Austin, TX

Texas is awesome. I’m going to write a post about how much fun it is to live in Texas. The hub of that awesomeness is Austin. There’s an active and fervent university culture mixed with a strong focus on music and the arts. Living in Austin is affordable and culturally diverse. Nestled at the corner of Hill Country, there are phenomenal opportunities for everything from lake sports to horseback riding to biking to motorcycling. It’s got youth and energy.

I wrote about my experience at the Austin Startup Weekend and it touched upon the entrepreneurial community there. Austin has become a global hub of entrepreneurship, which is centered on the SXSW week/month in early March. The conference has exploded since it became the launch platform for some of the hottest (former) startups like Twitter and Foursquare. Hotels book up almost a year in advance now and the Interactive events are packed full of power players/networkers and the parties continue well into the night. Once the furor from SXSW dies down, the community powers on in numerous coworking spaces, incubators, and even dorm rooms.

There are just a few things that give me pause about living in Austin. Its entrepreneurial community is fast growing and has a lot of local resources but there still seems to be a need for more early-stage startup funding in relation to the others on this list. Maybe it’s part of the gritty, almost hippy-esque culture of Austin but bootstrapping seems to be by far the most common approach. The other issue is that although Austin has a vibrant and exciting arts-and-outdoors culture, I worry that it doesn’t have quite the full spectrum breadth that I will ultimately need to be happy for many years.

San Diego, CA

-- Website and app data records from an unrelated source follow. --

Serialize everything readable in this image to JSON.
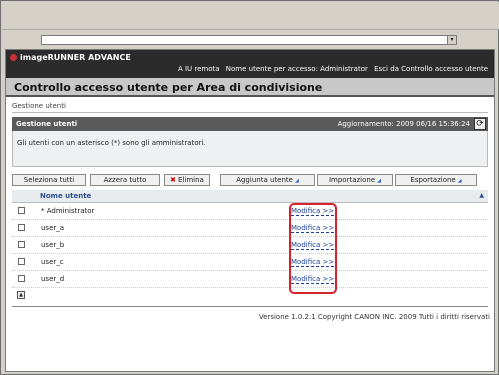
{
  "browser": {
    "address_value": "",
    "dropdown_glyph": "▾"
  },
  "brand": {
    "name": "imageRUNNER ADVANCE"
  },
  "top_links": {
    "remote_ui": "A IU remota",
    "user_label": "Nome utente per accesso: Administrator",
    "logout": "Esci da Controllo accesso utente"
  },
  "page": {
    "title": "Controllo accesso utente per Area di condivisione",
    "breadcrumb": "Gestione utenti"
  },
  "panel": {
    "title": "Gestione utenti",
    "updated": "Aggiornamento: 2009 06/16 15:36:24",
    "message": "Gli utenti con un asterisco (*) sono gli amministratori.",
    "refresh_glyph": "⟳"
  },
  "toolbar": {
    "select_all": "Seleziona tutti",
    "clear_all": "Azzera tutto",
    "delete": "Elimina",
    "delete_glyph": "✖",
    "add_user": "Aggiunta utente",
    "import": "Importazione",
    "export": "Esportazione",
    "arrow": "◢"
  },
  "table": {
    "header": "Nome utente",
    "sort_glyph": "▲",
    "rows": [
      {
        "name": "* Administrator",
        "action": "Modifica >>"
      },
      {
        "name": "user_a",
        "action": "Modifica >>"
      },
      {
        "name": "user_b",
        "action": "Modifica >>"
      },
      {
        "name": "user_c",
        "action": "Modifica >>"
      },
      {
        "name": "user_d",
        "action": "Modifica >>"
      }
    ]
  },
  "back_to_top_glyph": "▲",
  "footer": "Versione 1.0.2.1 Copyright CANON INC. 2009 Tutti i diritti riservati",
  "colors": {
    "highlight": "#d4232b",
    "link": "#1c3f9a",
    "topbar": "#2b2b2b"
  }
}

Since I first crested the surrounding mountains on my motorcycle and coasted down I-8 into the city basin, I’ve had as soft spot in my heart for San Diego. Each time I visited it came closer to love. San Diego is almost perfect. It’s like a small town and a big city had a sunny love child and sent it to the beach to play. Okay, stressed analogy but you get the point.

The climate is unbeatable, the ocean is gorgeous and accessible, and the downtown is active but clean. They don’t even use stop lights in much of the city center”¦ it’s done with stop signs. There’s a great blend of low-key surfer culture in the beach towns mixed with an active nightlife and upscale activities in town. The restaurants are world class and the city supports a vibrant music and art scene as well.

It is very, VERY hard to find a reason not to pick up immediately and leave for SD. In the end, it comes down to the comparison. From a lifestyle perspective, I’m not sure that I can justify placing any other city higher on the list. There is an upscale side, a low-key side, and a healthy dose of outdoor adventure right nearby. In terms of breadth of cultural experience, San Diego has a lot to offer”¦ though I’m not sure that it can quite match the offerings of its colder neighbors to the north and on the opposite coast.

Professionally, though, it’s got some ground to make up. Prior to last year, San Diego accounted for as much venture investment as the state of Texas but it still is multiples away from NY and SF. It obviously has a flourishing community and access to talent but it’s just not quite on the same level as the final contenders. Someday”¦